***** Dataset excerpts *****
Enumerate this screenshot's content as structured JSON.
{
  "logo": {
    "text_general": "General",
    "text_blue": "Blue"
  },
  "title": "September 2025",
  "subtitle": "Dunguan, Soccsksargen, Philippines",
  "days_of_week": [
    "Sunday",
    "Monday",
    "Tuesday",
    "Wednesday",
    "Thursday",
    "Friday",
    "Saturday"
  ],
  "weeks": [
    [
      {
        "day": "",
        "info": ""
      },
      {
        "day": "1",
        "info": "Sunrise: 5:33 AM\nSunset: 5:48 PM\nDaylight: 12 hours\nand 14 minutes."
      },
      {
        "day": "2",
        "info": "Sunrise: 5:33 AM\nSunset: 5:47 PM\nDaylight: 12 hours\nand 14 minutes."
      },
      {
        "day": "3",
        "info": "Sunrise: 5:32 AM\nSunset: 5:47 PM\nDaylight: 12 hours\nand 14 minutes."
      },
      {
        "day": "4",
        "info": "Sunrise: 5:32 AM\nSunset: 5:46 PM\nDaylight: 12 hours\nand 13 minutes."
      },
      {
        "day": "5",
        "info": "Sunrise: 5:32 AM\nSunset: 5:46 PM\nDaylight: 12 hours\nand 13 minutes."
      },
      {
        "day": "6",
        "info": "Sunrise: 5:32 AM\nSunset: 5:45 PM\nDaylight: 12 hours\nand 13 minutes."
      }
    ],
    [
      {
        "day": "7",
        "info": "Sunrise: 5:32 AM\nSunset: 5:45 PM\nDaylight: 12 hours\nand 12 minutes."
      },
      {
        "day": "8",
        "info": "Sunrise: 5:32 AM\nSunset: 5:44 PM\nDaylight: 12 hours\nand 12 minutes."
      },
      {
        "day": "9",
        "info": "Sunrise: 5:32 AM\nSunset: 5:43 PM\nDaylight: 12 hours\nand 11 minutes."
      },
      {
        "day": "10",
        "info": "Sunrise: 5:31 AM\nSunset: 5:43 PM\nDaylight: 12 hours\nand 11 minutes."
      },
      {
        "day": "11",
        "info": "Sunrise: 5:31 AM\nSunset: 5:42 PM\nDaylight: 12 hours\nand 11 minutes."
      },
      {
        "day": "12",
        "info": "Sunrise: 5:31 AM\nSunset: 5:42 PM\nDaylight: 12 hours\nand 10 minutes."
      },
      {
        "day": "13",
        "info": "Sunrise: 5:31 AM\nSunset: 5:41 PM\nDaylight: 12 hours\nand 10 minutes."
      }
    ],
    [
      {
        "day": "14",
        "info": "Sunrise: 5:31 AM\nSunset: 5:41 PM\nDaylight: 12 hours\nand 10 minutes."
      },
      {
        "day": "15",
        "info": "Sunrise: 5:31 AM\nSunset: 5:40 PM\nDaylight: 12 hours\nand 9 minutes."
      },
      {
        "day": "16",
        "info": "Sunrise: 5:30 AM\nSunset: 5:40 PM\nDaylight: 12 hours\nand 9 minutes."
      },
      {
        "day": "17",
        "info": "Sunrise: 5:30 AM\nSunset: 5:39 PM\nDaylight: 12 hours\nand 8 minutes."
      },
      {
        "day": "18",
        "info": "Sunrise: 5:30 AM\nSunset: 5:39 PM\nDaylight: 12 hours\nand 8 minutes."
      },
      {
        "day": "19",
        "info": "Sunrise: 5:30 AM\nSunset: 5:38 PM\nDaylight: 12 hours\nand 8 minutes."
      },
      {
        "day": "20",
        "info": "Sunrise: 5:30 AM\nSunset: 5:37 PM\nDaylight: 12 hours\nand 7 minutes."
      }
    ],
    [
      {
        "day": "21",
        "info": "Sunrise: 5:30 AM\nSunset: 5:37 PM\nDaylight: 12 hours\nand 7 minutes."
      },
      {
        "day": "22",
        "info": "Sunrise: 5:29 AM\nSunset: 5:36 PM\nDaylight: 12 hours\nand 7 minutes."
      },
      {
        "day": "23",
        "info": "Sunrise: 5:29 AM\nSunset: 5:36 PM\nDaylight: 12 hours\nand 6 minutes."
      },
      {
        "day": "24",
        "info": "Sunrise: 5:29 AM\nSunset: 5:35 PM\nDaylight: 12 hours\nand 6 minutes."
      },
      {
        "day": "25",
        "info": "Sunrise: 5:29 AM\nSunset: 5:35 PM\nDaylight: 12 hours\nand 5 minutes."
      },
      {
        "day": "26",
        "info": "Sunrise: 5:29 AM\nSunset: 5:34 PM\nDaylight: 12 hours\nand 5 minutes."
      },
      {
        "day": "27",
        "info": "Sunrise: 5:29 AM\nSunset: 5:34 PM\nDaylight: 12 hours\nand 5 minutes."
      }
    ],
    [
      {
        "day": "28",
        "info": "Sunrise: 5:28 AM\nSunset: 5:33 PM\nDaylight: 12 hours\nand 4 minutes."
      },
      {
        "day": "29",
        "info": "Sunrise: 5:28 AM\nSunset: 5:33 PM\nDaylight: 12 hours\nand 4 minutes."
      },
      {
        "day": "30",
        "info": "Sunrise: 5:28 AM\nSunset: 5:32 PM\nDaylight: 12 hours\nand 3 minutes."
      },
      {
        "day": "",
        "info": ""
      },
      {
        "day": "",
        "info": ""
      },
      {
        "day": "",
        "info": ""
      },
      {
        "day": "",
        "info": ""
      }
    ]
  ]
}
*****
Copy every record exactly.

Output below:
Enumerate this screenshot's content as structured JSON.
{
  "logo": {
    "text_general": "General",
    "text_blue": "Blue"
  },
  "title": "September 2025",
  "subtitle": "Dunguan, Soccsksargen, Philippines",
  "days_of_week": [
    "Sunday",
    "Monday",
    "Tuesday",
    "Wednesday",
    "Thursday",
    "Friday",
    "Saturday"
  ],
  "weeks": [
    [
      {
        "day": "",
        "info": ""
      },
      {
        "day": "1",
        "info": "Sunrise: 5:33 AM\nSunset: 5:48 PM\nDaylight: 12 hours\nand 14 minutes."
      },
      {
        "day": "2",
        "info": "Sunrise: 5:33 AM\nSunset: 5:47 PM\nDaylight: 12 hours\nand 14 minutes."
      },
      {
        "day": "3",
        "info": "Sunrise: 5:32 AM\nSunset: 5:47 PM\nDaylight: 12 hours\nand 14 minutes."
      },
      {
        "day": "4",
        "info": "Sunrise: 5:32 AM\nSunset: 5:46 PM\nDaylight: 12 hours\nand 13 minutes."
      },
      {
        "day": "5",
        "info": "Sunrise: 5:32 AM\nSunset: 5:46 PM\nDaylight: 12 hours\nand 13 minutes."
      },
      {
        "day": "6",
        "info": "Sunrise: 5:32 AM\nSunset: 5:45 PM\nDaylight: 12 hours\nand 13 minutes."
      }
    ],
    [
      {
        "day": "7",
        "info": "Sunrise: 5:32 AM\nSunset: 5:45 PM\nDaylight: 12 hours\nand 12 minutes."
      },
      {
        "day": "8",
        "info": "Sunrise: 5:32 AM\nSunset: 5:44 PM\nDaylight: 12 hours\nand 12 minutes."
      },
      {
        "day": "9",
        "info": "Sunrise: 5:32 AM\nSunset: 5:43 PM\nDaylight: 12 hours\nand 11 minutes."
      },
      {
        "day": "10",
        "info": "Sunrise: 5:31 AM\nSunset: 5:43 PM\nDaylight: 12 hours\nand 11 minutes."
      },
      {
        "day": "11",
        "info": "Sunrise: 5:31 AM\nSunset: 5:42 PM\nDaylight: 12 hours\nand 11 minutes."
      },
      {
        "day": "12",
        "info": "Sunrise: 5:31 AM\nSunset: 5:42 PM\nDaylight: 12 hours\nand 10 minutes."
      },
      {
        "day": "13",
        "info": "Sunrise: 5:31 AM\nSunset: 5:41 PM\nDaylight: 12 hours\nand 10 minutes."
      }
    ],
    [
      {
        "day": "14",
        "info": "Sunrise: 5:31 AM\nSunset: 5:41 PM\nDaylight: 12 hours\nand 10 minutes."
      },
      {
        "day": "15",
        "info": "Sunrise: 5:31 AM\nSunset: 5:40 PM\nDaylight: 12 hours\nand 9 minutes."
      },
      {
        "day": "16",
        "info": "Sunrise: 5:30 AM\nSunset: 5:40 PM\nDaylight: 12 hours\nand 9 minutes."
      },
      {
        "day": "17",
        "info": "Sunrise: 5:30 AM\nSunset: 5:39 PM\nDaylight: 12 hours\nand 8 minutes."
      },
      {
        "day": "18",
        "info": "Sunrise: 5:30 AM\nSunset: 5:39 PM\nDaylight: 12 hours\nand 8 minutes."
      },
      {
        "day": "19",
        "info": "Sunrise: 5:30 AM\nSunset: 5:38 PM\nDaylight: 12 hours\nand 8 minutes."
      },
      {
        "day": "20",
        "info": "Sunrise: 5:30 AM\nSunset: 5:37 PM\nDaylight: 12 hours\nand 7 minutes."
      }
    ],
    [
      {
        "day": "21",
        "info": "Sunrise: 5:30 AM\nSunset: 5:37 PM\nDaylight: 12 hours\nand 7 minutes."
      },
      {
        "day": "22",
        "info": "Sunrise: 5:29 AM\nSunset: 5:36 PM\nDaylight: 12 hours\nand 7 minutes."
      },
      {
        "day": "23",
        "info": "Sunrise: 5:29 AM\nSunset: 5:36 PM\nDaylight: 12 hours\nand 6 minutes."
      },
      {
        "day": "24",
        "info": "Sunrise: 5:29 AM\nSunset: 5:35 PM\nDaylight: 12 hours\nand 6 minutes."
      },
      {
        "day": "25",
        "info": "Sunrise: 5:29 AM\nSunset: 5:35 PM\nDaylight: 12 hours\nand 5 minutes."
      },
      {
        "day": "26",
        "info": "Sunrise: 5:29 AM\nSunset: 5:34 PM\nDaylight: 12 hours\nand 5 minutes."
      },
      {
        "day": "27",
        "info": "Sunrise: 5:29 AM\nSunset: 5:34 PM\nDaylight: 12 hours\nand 5 minutes."
      }
    ],
    [
      {
        "day": "28",
        "info": "Sunrise: 5:28 AM\nSunset: 5:33 PM\nDaylight: 12 hours\nand 4 minutes."
      },
      {
        "day": "29",
        "info": "Sunrise: 5:28 AM\nSunset: 5:33 PM\nDaylight: 12 hours\nand 4 minutes."
      },
      {
        "day": "30",
        "info": "Sunrise: 5:28 AM\nSunset: 5:32 PM\nDaylight: 12 hours\nand 3 minutes."
      },
      {
        "day": "",
        "info": ""
      },
      {
        "day": "",
        "info": ""
      },
      {
        "day": "",
        "info": ""
      },
      {
        "day": "",
        "info": ""
      }
    ]
  ]
}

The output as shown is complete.